MEDIA RELEASE: Build climate transition ‘from the ground up’ with locals

  • A new report from independent public policy institute the Centre for Policy Development recommends government transition plans build on local needs to strengthen resilience and adaptability
  • Adaptive capacity – readiness for change – is multi-dimensional and differs from place to place. The report develops a framework to measure it and examines 11 Local Government Areas affected by transition
  • The ‘Making Our Way’ report will help government give support where it is needed, in the form that is most useful, that builds momentum in directions chosen by local communities 

THURSDAY 29 JUNE 2023 – Local transition plans for Australian regions affected by climate transition should be built “from the ground up” to strengthen resilience and adaptability, rather than adopting a one size fits all approach that focuses just on replacing fossil fuel industries with renewable energy industries.

The ‘Making Our Way’ report released today by independent public policy institute the Centre for Policy Development develops and applies a multi-dimensional analytical framework to 11 LGAs nationally affected by climate transition. 

The report recommends governments at all levels cooperate on a response led by the specific strengths, needs and capabilities of local communities affected. 

It also recommends a broad focus on enhancing economic diversity, greater access to services, and building social capital.
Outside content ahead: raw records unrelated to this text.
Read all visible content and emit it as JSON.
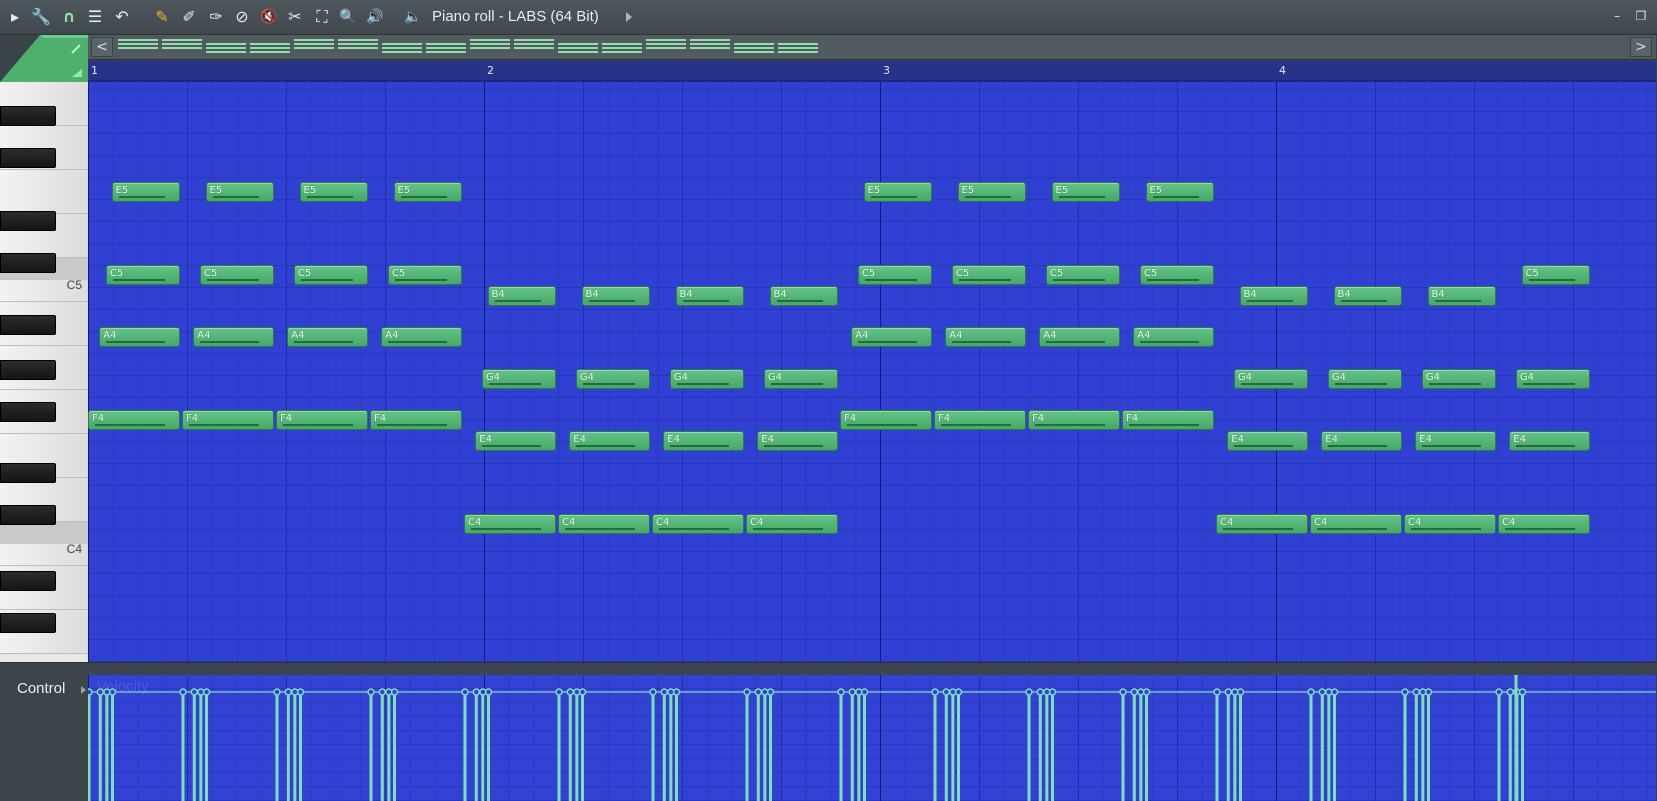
{
  "window": {
    "title": "Piano roll - LABS (64 Bit)",
    "minimize_glyph": "–",
    "restore_glyph": "❐"
  },
  "toolbar": {
    "icons": [
      {
        "name": "menu-arrow-icon",
        "glyph": "▸"
      },
      {
        "name": "wrench-icon",
        "glyph": "🔧"
      },
      {
        "name": "magnet-icon",
        "glyph": "∩"
      },
      {
        "name": "list-icon",
        "glyph": "☰"
      },
      {
        "name": "undo-icon",
        "glyph": "↶"
      },
      {
        "name": "pencil-icon",
        "glyph": "✎"
      },
      {
        "name": "brush-icon",
        "glyph": "✐"
      },
      {
        "name": "paint-icon",
        "glyph": "✑"
      },
      {
        "name": "delete-icon",
        "glyph": "⊘"
      },
      {
        "name": "mute-icon",
        "glyph": "🔇"
      },
      {
        "name": "slice-icon",
        "glyph": "✂"
      },
      {
        "name": "select-icon",
        "glyph": "⛶"
      },
      {
        "name": "zoom-icon",
        "glyph": "🔍"
      },
      {
        "name": "playback-icon",
        "glyph": "🔊"
      },
      {
        "name": "speaker-icon",
        "glyph": "🔈"
      }
    ]
  },
  "overview": {
    "left_arrow": "<",
    "right_arrow": ">"
  },
  "ruler": {
    "bars": [
      "1",
      "2",
      "3",
      "4"
    ]
  },
  "keyboard": {
    "labels": {
      "c5": "C5",
      "c4": "C4"
    }
  },
  "colors": {
    "grid": "#2f40d2",
    "note": "#55b876",
    "velocity": "#7fe0b8"
  },
  "notes": [
    {
      "label": "E5",
      "row": "E5",
      "start": 0.25,
      "len": 0.75
    },
    {
      "label": "E5",
      "row": "E5",
      "start": 1.25,
      "len": 0.75
    },
    {
      "label": "E5",
      "row": "E5",
      "start": 2.25,
      "len": 0.75
    },
    {
      "label": "E5",
      "row": "E5",
      "start": 3.25,
      "len": 0.75
    },
    {
      "label": "C5",
      "row": "C5",
      "start": 0.19,
      "len": 0.81
    },
    {
      "label": "C5",
      "row": "C5",
      "start": 1.19,
      "len": 0.81
    },
    {
      "label": "C5",
      "row": "C5",
      "start": 2.19,
      "len": 0.81
    },
    {
      "label": "C5",
      "row": "C5",
      "start": 3.19,
      "len": 0.81
    },
    {
      "label": "A4",
      "row": "A4",
      "start": 0.12,
      "len": 0.88
    },
    {
      "label": "A4",
      "row": "A4",
      "start": 1.12,
      "len": 0.88
    },
    {
      "label": "A4",
      "row": "A4",
      "start": 2.12,
      "len": 0.88
    },
    {
      "label": "A4",
      "row": "A4",
      "start": 3.12,
      "len": 0.88
    },
    {
      "label": "F4",
      "row": "F4",
      "start": 0.0,
      "len": 1.0
    },
    {
      "label": "F4",
      "row": "F4",
      "start": 1.0,
      "len": 1.0
    },
    {
      "label": "F4",
      "row": "F4",
      "start": 2.0,
      "len": 1.0
    },
    {
      "label": "F4",
      "row": "F4",
      "start": 3.0,
      "len": 1.0
    },
    {
      "label": "B4",
      "row": "B4",
      "start": 4.25,
      "len": 0.75
    },
    {
      "label": "B4",
      "row": "B4",
      "start": 5.25,
      "len": 0.75
    },
    {
      "label": "B4",
      "row": "B4",
      "start": 6.25,
      "len": 0.75
    },
    {
      "label": "B4",
      "row": "B4",
      "start": 7.25,
      "len": 0.75
    },
    {
      "label": "G4",
      "row": "G4",
      "start": 4.19,
      "len": 0.81
    },
    {
      "label": "G4",
      "row": "G4",
      "start": 5.19,
      "len": 0.81
    },
    {
      "label": "G4",
      "row": "G4",
      "start": 6.19,
      "len": 0.81
    },
    {
      "label": "G4",
      "row": "G4",
      "start": 7.19,
      "len": 0.81
    },
    {
      "label": "E4",
      "row": "E4",
      "start": 4.12,
      "len": 0.88
    },
    {
      "label": "E4",
      "row": "E4",
      "start": 5.12,
      "len": 0.88
    },
    {
      "label": "E4",
      "row": "E4",
      "start": 6.12,
      "len": 0.88
    },
    {
      "label": "E4",
      "row": "E4",
      "start": 7.12,
      "len": 0.88
    },
    {
      "label": "C4",
      "row": "C4",
      "start": 4.0,
      "len": 1.0
    },
    {
      "label": "C4",
      "row": "C4",
      "start": 5.0,
      "len": 1.0
    },
    {
      "label": "C4",
      "row": "C4",
      "start": 6.0,
      "len": 1.0
    },
    {
      "label": "C4",
      "row": "C4",
      "start": 7.0,
      "len": 1.0
    },
    {
      "label": "E5",
      "row": "E5",
      "start": 8.25,
      "len": 0.75
    },
    {
      "label": "E5",
      "row": "E5",
      "start": 9.25,
      "len": 0.75
    },
    {
      "label": "E5",
      "row": "E5",
      "start": 10.25,
      "len": 0.75
    },
    {
      "label": "E5",
      "row": "E5",
      "start": 11.25,
      "len": 0.75
    },
    {
      "label": "C5",
      "row": "C5",
      "start": 8.19,
      "len": 0.81
    },
    {
      "label": "C5",
      "row": "C5",
      "start": 9.19,
      "len": 0.81
    },
    {
      "label": "C5",
      "row": "C5",
      "start": 10.19,
      "len": 0.81
    },
    {
      "label": "C5",
      "row": "C5",
      "start": 11.19,
      "len": 0.81
    },
    {
      "label": "A4",
      "row": "A4",
      "start": 8.12,
      "len": 0.88
    },
    {
      "label": "A4",
      "row": "A4",
      "start": 9.12,
      "len": 0.88
    },
    {
      "label": "A4",
      "row": "A4",
      "start": 10.12,
      "len": 0.88
    },
    {
      "label": "A4",
      "row": "A4",
      "start": 11.12,
      "len": 0.88
    },
    {
      "label": "F4",
      "row": "F4",
      "start": 8.0,
      "len": 1.0
    },
    {
      "label": "F4",
      "row": "F4",
      "start": 9.0,
      "len": 1.0
    },
    {
      "label": "F4",
      "row": "F4",
      "start": 10.0,
      "len": 1.0
    },
    {
      "label": "F4",
      "row": "F4",
      "start": 11.0,
      "len": 1.0
    },
    {
      "label": "B4",
      "row": "B4",
      "start": 12.25,
      "len": 0.75
    },
    {
      "label": "B4",
      "row": "B4",
      "start": 13.25,
      "len": 0.75
    },
    {
      "label": "B4",
      "row": "B4",
      "start": 14.25,
      "len": 0.75
    },
    {
      "label": "G4",
      "row": "G4",
      "start": 12.19,
      "len": 0.81
    },
    {
      "label": "G4",
      "row": "G4",
      "start": 13.19,
      "len": 0.81
    },
    {
      "label": "G4",
      "row": "G4",
      "start": 14.19,
      "len": 0.81
    },
    {
      "label": "G4",
      "row": "G4",
      "start": 15.19,
      "len": 0.81
    },
    {
      "label": "E4",
      "row": "E4",
      "start": 12.12,
      "len": 0.88
    },
    {
      "label": "E4",
      "row": "E4",
      "start": 13.12,
      "len": 0.88
    },
    {
      "label": "E4",
      "row": "E4",
      "start": 14.12,
      "len": 0.88
    },
    {
      "label": "E4",
      "row": "E4",
      "start": 15.12,
      "len": 0.88
    },
    {
      "label": "C4",
      "row": "C4",
      "start": 12.0,
      "len": 1.0
    },
    {
      "label": "C4",
      "row": "C4",
      "start": 13.0,
      "len": 1.0
    },
    {
      "label": "C4",
      "row": "C4",
      "start": 14.0,
      "len": 1.0
    },
    {
      "label": "C4",
      "row": "C4",
      "start": 15.0,
      "len": 1.0
    },
    {
      "label": "C5",
      "row": "C5",
      "start": 15.25,
      "len": 0.75
    }
  ],
  "control": {
    "label": "Control",
    "param": "Velocity"
  }
}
Most communities affected by transition are below the Australian regional average in these domains.

However, a local plan is still critical as LGAs differ in many important respects – transition planning cannot be one-size-fits-all. For instance, LGAs in NSW and Collie in WA already benefit from dynamic local economies and strong domestic market connections that provide a good base to build upon with general business support. While LGAs in the Pilbara and Central Queensland likely require more extensive planning and infrastructure investment due to their more highly-concentrated economies and fewer connections to nearby markets. 

In preparing the report CPD researchers spoke to government officials and community leaders in eleven LGAs. These included Isaac, Central Highlands and Banana Shire (QLD), Singleton, Narrabri, Musswellbrook and Mid-Western Regional (NSW), Karratha, Ashburton and Collie (WA), and Latrobe (Vic). 

Report author, CPD economic adviser Mara Hammerle said all levels of government should share data and coordinate on plans to ensure they can work together effectively with local communities.

“The people and communities affected by climate transition should be at the front of the pack for jobs, projects and opportunities in emerging industries,” Ms Hammerle said. 

“Every place is different. Communities choosing their path will require support in different areas from government, and investments that make sense in one place won’t necessarily be needed, wanted, or viable in another.”

CPD sustainable economy program director Toby Phillips, who also authored the report, said climate transition presents an opportunity to bolster the long-term economic resilience of Australian communities. 

“One of the major challenges facing our nation as a whole is a lack of economic diversity, and this issue is particularly pronounced in the places most affected by climate transition.” 

“By taking a ground-up approach led by locals in these areas, we can build on community strengths, make regional economies more resilient to future challenges, and increase our national economic resilience at the same time.”
“Government bodies like the new Net Zero Authority have an important role to support communities through transition. They should focus on building adaptive capacity and playing to the unique strengths of each region.”

“This approach can ensure transition support goes where it is most needed, in the form that’s most useful, while taking local economies in the direction people want to go.”